Despite the fact that his previous collaborations with Selvaraghavan (Aayirathil Oruvan and Mayakkam Enna) have neither got the critics raving nor set the cash registers ringing, cinematographer Ramji has no qualms about collaborating with the filmmaker on Irandam Ulagam. “For quite some time now, I have only been able to do a film once in two years. I don’t really care as long as the script is good,” laughs Ramji.
Ramji claims that the script of Irandam Ulagam, shot extensively in the picturesque locations of Georgia, a small eastern European country, grabbed him by the collar. “It’s a love story with fantasy thrown in. We shot in difficult conditions,” he says.
The best compliment
He is not a stranger when it comes to shooting in difficult conditions. I remind him of a few sequences in Aayirathil Oruvan and Paruthiveeran. “The best compliment I have ever received was when some of the fans told me that they felt the glare of the sun while watching Paruthiveeran,” he says.
With Irandam Ulagam's shoot stretching for 153 days, what was it about the script that made it difficult to shoot? “We shot in an 18th century house located between four mountains. The location was such that there was not even proper power supply. It was physically demanding. And…Selva is a kind of filmmaker who wants to get everything right. So it took time,” he explains.
How significant is Irandam Ulagam in his career? “I have always made sure that my cinematography doesn’t take the audience’s attention away from the film. In Mayakkam Enna, I decided to deliberately de-saturate the colours. But in Irandam Ulagam, I ran riot with colours, thanks to the fantasy genre,” he says.
Having done intense films with Ameer and Selvaraghavan, Ramji is keen on trying something light. “I have done three films with Selva and I think now is the right time to work with someone else. Not because I am tired of working with him,” he laughs, adding, “I would like to do a commercial film, I have not attempted before,” he says.

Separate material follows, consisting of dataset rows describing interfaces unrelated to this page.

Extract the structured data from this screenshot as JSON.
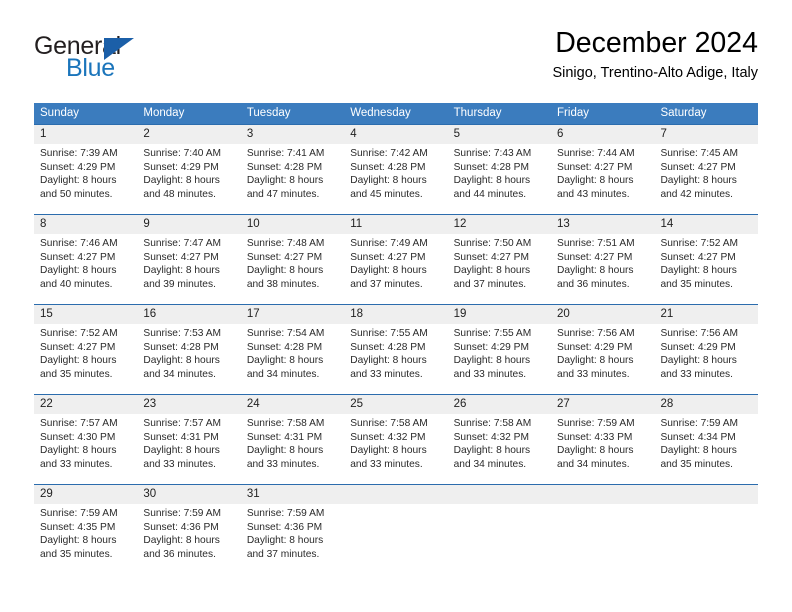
{
  "brand": {
    "name_part1": "General",
    "name_part2": "Blue",
    "triangle_icon": "logo-triangle-icon"
  },
  "header": {
    "title": "December 2024",
    "subtitle": "Sinigo, Trentino-Alto Adige, Italy"
  },
  "colors": {
    "header_blue": "#3b7cbe",
    "separator_blue": "#2b6cad",
    "day_band_gray": "#efefef",
    "brand_blue": "#1b75bb",
    "text_dark": "#222222"
  },
  "weekday_headers": [
    "Sunday",
    "Monday",
    "Tuesday",
    "Wednesday",
    "Thursday",
    "Friday",
    "Saturday"
  ],
  "labels": {
    "sunrise_prefix": "Sunrise:",
    "sunset_prefix": "Sunset:",
    "daylight_prefix": "Daylight:"
  },
  "weeks": [
    {
      "days": [
        {
          "num": "1",
          "sunrise": "Sunrise: 7:39 AM",
          "sunset": "Sunset: 4:29 PM",
          "daylight1": "Daylight: 8 hours",
          "daylight2": "and 50 minutes."
        },
        {
          "num": "2",
          "sunrise": "Sunrise: 7:40 AM",
          "sunset": "Sunset: 4:29 PM",
          "daylight1": "Daylight: 8 hours",
          "daylight2": "and 48 minutes."
        },
        {
          "num": "3",
          "sunrise": "Sunrise: 7:41 AM",
          "sunset": "Sunset: 4:28 PM",
          "daylight1": "Daylight: 8 hours",
          "daylight2": "and 47 minutes."
        },
        {
          "num": "4",
          "sunrise": "Sunrise: 7:42 AM",
          "sunset": "Sunset: 4:28 PM",
          "daylight1": "Daylight: 8 hours",
          "daylight2": "and 45 minutes."
        },
        {
          "num": "5",
          "sunrise": "Sunrise: 7:43 AM",
          "sunset": "Sunset: 4:28 PM",
          "daylight1": "Daylight: 8 hours",
          "daylight2": "and 44 minutes."
        },
        {
          "num": "6",
          "sunrise": "Sunrise: 7:44 AM",
          "sunset": "Sunset: 4:27 PM",
          "daylight1": "Daylight: 8 hours",
          "daylight2": "and 43 minutes."
        },
        {
          "num": "7",
          "sunrise": "Sunrise: 7:45 AM",
          "sunset": "Sunset: 4:27 PM",
          "daylight1": "Daylight: 8 hours",
          "daylight2": "and 42 minutes."
        }
      ]
    },
    {
      "days": [
        {
          "num": "8",
          "sunrise": "Sunrise: 7:46 AM",
          "sunset": "Sunset: 4:27 PM",
          "daylight1": "Daylight: 8 hours",
          "daylight2": "and 40 minutes."
        },
        {
          "num": "9",
          "sunrise": "Sunrise: 7:47 AM",
          "sunset": "Sunset: 4:27 PM",
          "daylight1": "Daylight: 8 hours",
          "daylight2": "and 39 minutes."
        },
        {
          "num": "10",
          "sunrise": "Sunrise: 7:48 AM",
          "sunset": "Sunset: 4:27 PM",
          "daylight1": "Daylight: 8 hours",
          "daylight2": "and 38 minutes."
        },
        {
          "num": "11",
          "sunrise": "Sunrise: 7:49 AM",
          "sunset": "Sunset: 4:27 PM",
          "daylight1": "Daylight: 8 hours",
          "daylight2": "and 37 minutes."
        },
        {
          "num": "12",
          "sunrise": "Sunrise: 7:50 AM",
          "sunset": "Sunset: 4:27 PM",
          "daylight1": "Daylight: 8 hours",
          "daylight2": "and 37 minutes."
        },
        {
          "num": "13",
          "sunrise": "Sunrise: 7:51 AM",
          "sunset": "Sunset: 4:27 PM",
          "daylight1": "Daylight: 8 hours",
          "daylight2": "and 36 minutes."
        },
        {
          "num": "14",
          "sunrise": "Sunrise: 7:52 AM",
          "sunset": "Sunset: 4:27 PM",
          "daylight1": "Daylight: 8 hours",
          "daylight2": "and 35 minutes."
        }
      ]
    },
    {
      "days": [
        {
          "num": "15",
          "sunrise": "Sunrise: 7:52 AM",
          "sunset": "Sunset: 4:27 PM",
          "daylight1": "Daylight: 8 hours",
          "daylight2": "and 35 minutes."
        },
        {
          "num": "16",
          "sunrise": "Sunrise: 7:53 AM",
          "sunset": "Sunset: 4:28 PM",
          "daylight1": "Daylight: 8 hours",
          "daylight2": "and 34 minutes."
        },
        {
          "num": "17",
          "sunrise": "Sunrise: 7:54 AM",
          "sunset": "Sunset: 4:28 PM",
          "daylight1": "Daylight: 8 hours",
          "daylight2": "and 34 minutes."
        },
        {
          "num": "18",
          "sunrise": "Sunrise: 7:55 AM",
          "sunset": "Sunset: 4:28 PM",
          "daylight1": "Daylight: 8 hours",
          "daylight2": "and 33 minutes."
        },
        {
          "num": "19",
          "sunrise": "Sunrise: 7:55 AM",
          "sunset": "Sunset: 4:29 PM",
          "daylight1": "Daylight: 8 hours",
          "daylight2": "and 33 minutes."
        },
        {
          "num": "20",
          "sunrise": "Sunrise: 7:56 AM",
          "sunset": "Sunset: 4:29 PM",
          "daylight1": "Daylight: 8 hours",
          "daylight2": "and 33 minutes."
        },
        {
          "num": "21",
          "sunrise": "Sunrise: 7:56 AM",
          "sunset": "Sunset: 4:29 PM",
          "daylight1": "Daylight: 8 hours",
          "daylight2": "and 33 minutes."
        }
      ]
    },
    {
      "days": [
        {
          "num": "22",
          "sunrise": "Sunrise: 7:57 AM",
          "sunset": "Sunset: 4:30 PM",
          "daylight1": "Daylight: 8 hours",
          "daylight2": "and 33 minutes."
        },
        {
          "num": "23",
          "sunrise": "Sunrise: 7:57 AM",
          "sunset": "Sunset: 4:31 PM",
          "daylight1": "Daylight: 8 hours",
          "daylight2": "and 33 minutes."
        },
        {
          "num": "24",
          "sunrise": "Sunrise: 7:58 AM",
          "sunset": "Sunset: 4:31 PM",
          "daylight1": "Daylight: 8 hours",
          "daylight2": "and 33 minutes."
        },
        {
          "num": "25",
          "sunrise": "Sunrise: 7:58 AM",
          "sunset": "Sunset: 4:32 PM",
          "daylight1": "Daylight: 8 hours",
          "daylight2": "and 33 minutes."
        },
        {
          "num": "26",
          "sunrise": "Sunrise: 7:58 AM",
          "sunset": "Sunset: 4:32 PM",
          "daylight1": "Daylight: 8 hours",
          "daylight2": "and 34 minutes."
        },
        {
          "num": "27",
          "sunrise": "Sunrise: 7:59 AM",
          "sunset": "Sunset: 4:33 PM",
          "daylight1": "Daylight: 8 hours",
          "daylight2": "and 34 minutes."
        },
        {
          "num": "28",
          "sunrise": "Sunrise: 7:59 AM",
          "sunset": "Sunset: 4:34 PM",
          "daylight1": "Daylight: 8 hours",
          "daylight2": "and 35 minutes."
        }
      ]
    },
    {
      "days": [
        {
          "num": "29",
          "sunrise": "Sunrise: 7:59 AM",
          "sunset": "Sunset: 4:35 PM",
          "daylight1": "Daylight: 8 hours",
          "daylight2": "and 35 minutes."
        },
        {
          "num": "30",
          "sunrise": "Sunrise: 7:59 AM",
          "sunset": "Sunset: 4:36 PM",
          "daylight1": "Daylight: 8 hours",
          "daylight2": "and 36 minutes."
        },
        {
          "num": "31",
          "sunrise": "Sunrise: 7:59 AM",
          "sunset": "Sunset: 4:36 PM",
          "daylight1": "Daylight: 8 hours",
          "daylight2": "and 37 minutes."
        },
        {
          "num": "",
          "sunrise": "",
          "sunset": "",
          "daylight1": "",
          "daylight2": ""
        },
        {
          "num": "",
          "sunrise": "",
          "sunset": "",
          "daylight1": "",
          "daylight2": ""
        },
        {
          "num": "",
          "sunrise": "",
          "sunset": "",
          "daylight1": "",
          "daylight2": ""
        },
        {
          "num": "",
          "sunrise": "",
          "sunset": "",
          "daylight1": "",
          "daylight2": ""
        }
      ]
    }
  ]
}
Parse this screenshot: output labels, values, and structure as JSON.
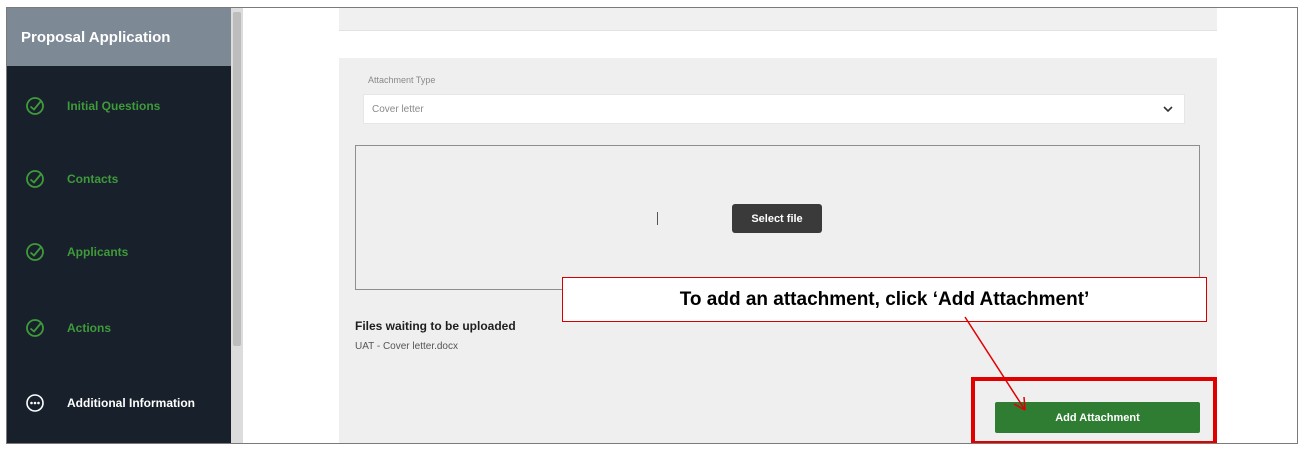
{
  "sidebar": {
    "title": "Proposal Application",
    "items": [
      {
        "label": "Initial Questions",
        "icon": "check-circle-icon",
        "status": "complete"
      },
      {
        "label": "Contacts",
        "icon": "check-circle-icon",
        "status": "complete"
      },
      {
        "label": "Applicants",
        "icon": "check-circle-icon",
        "status": "complete"
      },
      {
        "label": "Actions",
        "icon": "check-circle-icon",
        "status": "complete"
      },
      {
        "label": "Additional Information",
        "icon": "more-circle-icon",
        "status": "current"
      }
    ]
  },
  "attachment": {
    "type_label": "Attachment Type",
    "type_value": "Cover letter",
    "select_file_label": "Select file",
    "files_waiting_title": "Files waiting to be uploaded",
    "files": [
      "UAT - Cover letter.docx"
    ],
    "add_button_label": "Add Attachment"
  },
  "annotation": {
    "callout_text": "To add an attachment, click ‘Add Attachment’"
  },
  "colors": {
    "sidebar_bg": "#17202b",
    "sidebar_header_bg": "#7d8a96",
    "complete_green": "#3f9a3a",
    "button_green": "#2e7d32",
    "highlight_red": "#e00000"
  }
}
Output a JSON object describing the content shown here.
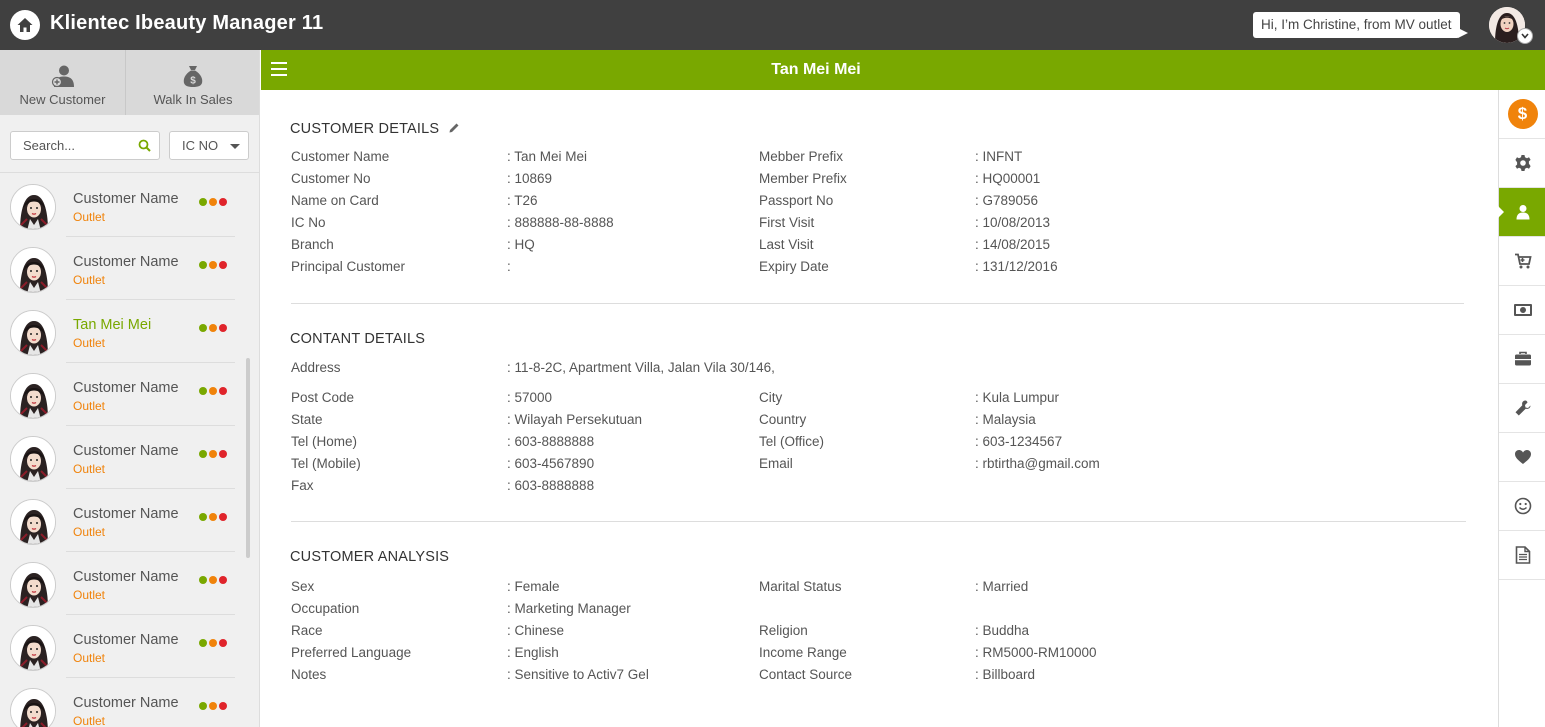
{
  "app": {
    "title": "Klientec Ibeauty Manager 11",
    "greeting": "Hi, I’m Christine, from MV outlet"
  },
  "sidebar": {
    "actions": [
      {
        "label": "New Customer",
        "icon": "add-user-icon"
      },
      {
        "label": "Walk In Sales",
        "icon": "money-bag-icon"
      }
    ],
    "search": {
      "placeholder": "Search...",
      "value": ""
    },
    "filter": {
      "selected": "IC NO"
    },
    "customers": [
      {
        "name": "Customer Name",
        "outlet": "Outlet",
        "active": false
      },
      {
        "name": "Customer Name",
        "outlet": "Outlet",
        "active": false
      },
      {
        "name": "Tan Mei Mei",
        "outlet": "Outlet",
        "active": true
      },
      {
        "name": "Customer Name",
        "outlet": "Outlet",
        "active": false
      },
      {
        "name": "Customer Name",
        "outlet": "Outlet",
        "active": false
      },
      {
        "name": "Customer Name",
        "outlet": "Outlet",
        "active": false
      },
      {
        "name": "Customer Name",
        "outlet": "Outlet",
        "active": false
      },
      {
        "name": "Customer Name",
        "outlet": "Outlet",
        "active": false
      },
      {
        "name": "Customer Name",
        "outlet": "Outlet",
        "active": false
      }
    ],
    "status_colors": [
      "#79a800",
      "#f0830b",
      "#e0242b"
    ]
  },
  "header": {
    "title": "Tan Mei Mei"
  },
  "details": {
    "title": "CUSTOMER DETAILS",
    "left": [
      {
        "label": "Customer Name",
        "value": ": Tan Mei Mei"
      },
      {
        "label": "Customer No",
        "value": ": 10869"
      },
      {
        "label": "Name on Card",
        "value": ": T26"
      },
      {
        "label": "IC No",
        "value": ": 888888-88-8888"
      },
      {
        "label": "Branch",
        "value": ": HQ"
      },
      {
        "label": "Principal Customer",
        "value": ":"
      }
    ],
    "right": [
      {
        "label": "Mebber Prefix",
        "value": ": INFNT"
      },
      {
        "label": "Member Prefix",
        "value": ": HQ00001"
      },
      {
        "label": "Passport No",
        "value": ": G789056"
      },
      {
        "label": "First Visit",
        "value": ": 10/08/2013"
      },
      {
        "label": "Last Visit",
        "value": ": 14/08/2015"
      },
      {
        "label": "Expiry Date",
        "value": ": 131/12/2016"
      }
    ]
  },
  "contact": {
    "title": "CONTANT DETAILS",
    "address": {
      "label": "Address",
      "value": ": 11-8-2C, Apartment Villa, Jalan Vila 30/146,"
    },
    "left": [
      {
        "label": "Post Code",
        "value": ": 57000"
      },
      {
        "label": "State",
        "value": ": Wilayah Persekutuan"
      },
      {
        "label": "Tel (Home)",
        "value": ": 603-8888888"
      },
      {
        "label": "Tel (Mobile)",
        "value": ": 603-4567890"
      },
      {
        "label": "Fax",
        "value": ": 603-8888888"
      }
    ],
    "right": [
      {
        "label": "City",
        "value": ": Kula Lumpur"
      },
      {
        "label": "Country",
        "value": ": Malaysia"
      },
      {
        "label": "Tel (Office)",
        "value": ": 603-1234567"
      },
      {
        "label": "Email",
        "value": ": rbtirtha@gmail.com"
      }
    ]
  },
  "analysis": {
    "title": "CUSTOMER ANALYSIS",
    "left": [
      {
        "label": "Sex",
        "value": ": Female"
      },
      {
        "label": "Occupation",
        "value": ": Marketing Manager"
      },
      {
        "label": "Race",
        "value": ": Chinese"
      },
      {
        "label": "Preferred Language",
        "value": ": English"
      },
      {
        "label": "Notes",
        "value": ": Sensitive to Activ7 Gel"
      }
    ],
    "right": [
      {
        "label": "Marital Status",
        "value": ": Married"
      },
      {
        "label": "",
        "value": ""
      },
      {
        "label": "Religion",
        "value": ": Buddha"
      },
      {
        "label": "Income Range",
        "value": ": RM5000-RM10000"
      },
      {
        "label": "Contact Source",
        "value": ": Billboard"
      }
    ]
  },
  "rail": {
    "coin_symbol": "$",
    "items": [
      "dollar-coin-icon",
      "gear-icon",
      "user-icon",
      "cart-icon",
      "cash-icon",
      "briefcase-icon",
      "wrench-icon",
      "heart-icon",
      "smiley-icon",
      "document-icon"
    ],
    "active": "user-icon",
    "accent": "#79a800",
    "coin_color": "#f0830b"
  }
}
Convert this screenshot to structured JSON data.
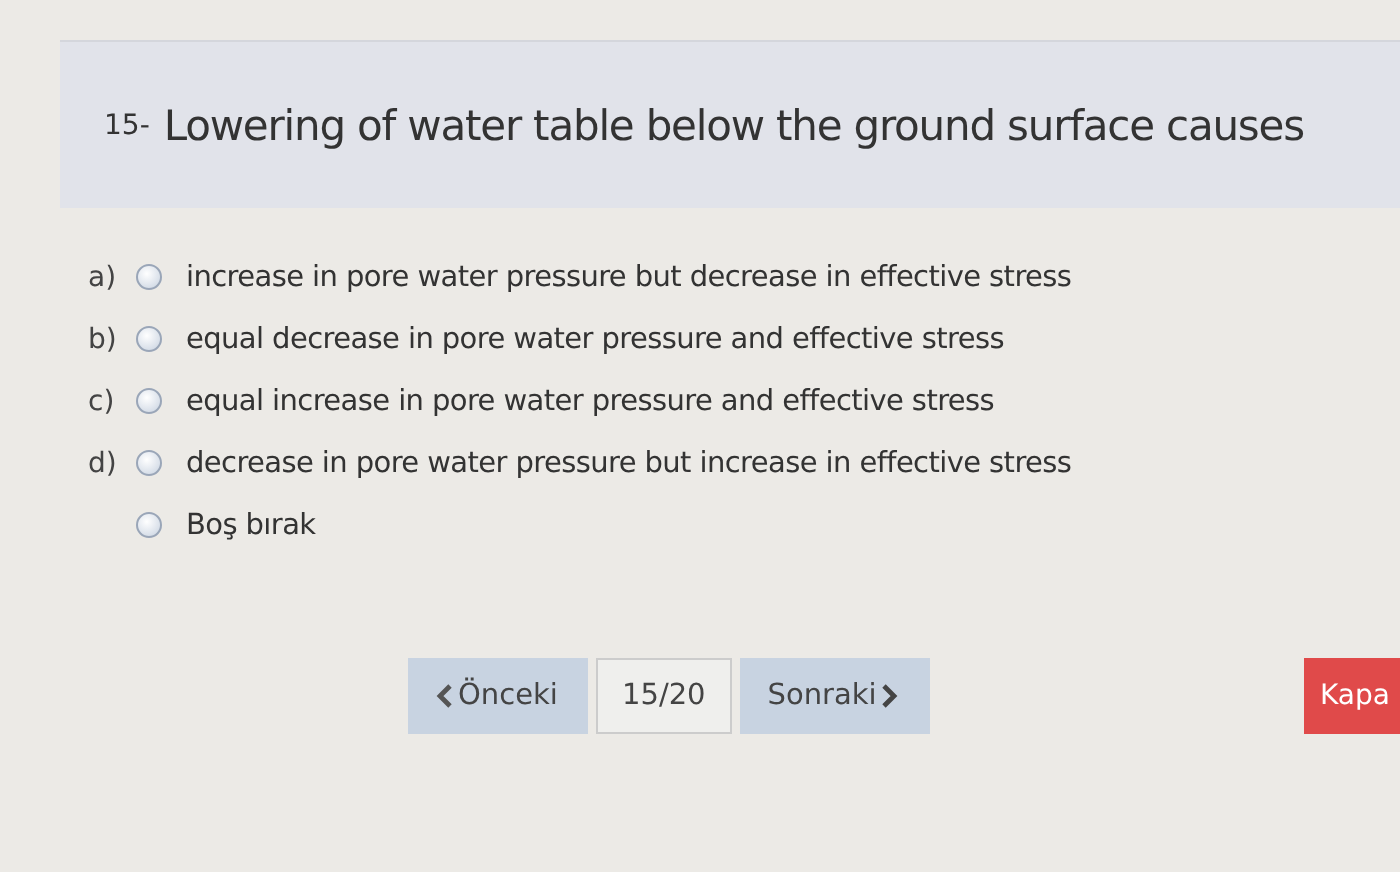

Does he mean to say he is fine with doing the song-comedy-stunt formula films? “No. I don’t mean that. I mean a more sensible kind of cinema.” Does he have any commercial filmmakers in his mind that he would like to work with? “There are many. I would love to work with Lingusamy or Vishnuvardhan. I am open to working with anyone,” he says. Even with rank newcomers? “Why not?” he asks and adds, “I watched Neram recently. I thought it was pretty neat. If new directors can come up with such scripts, I am game.”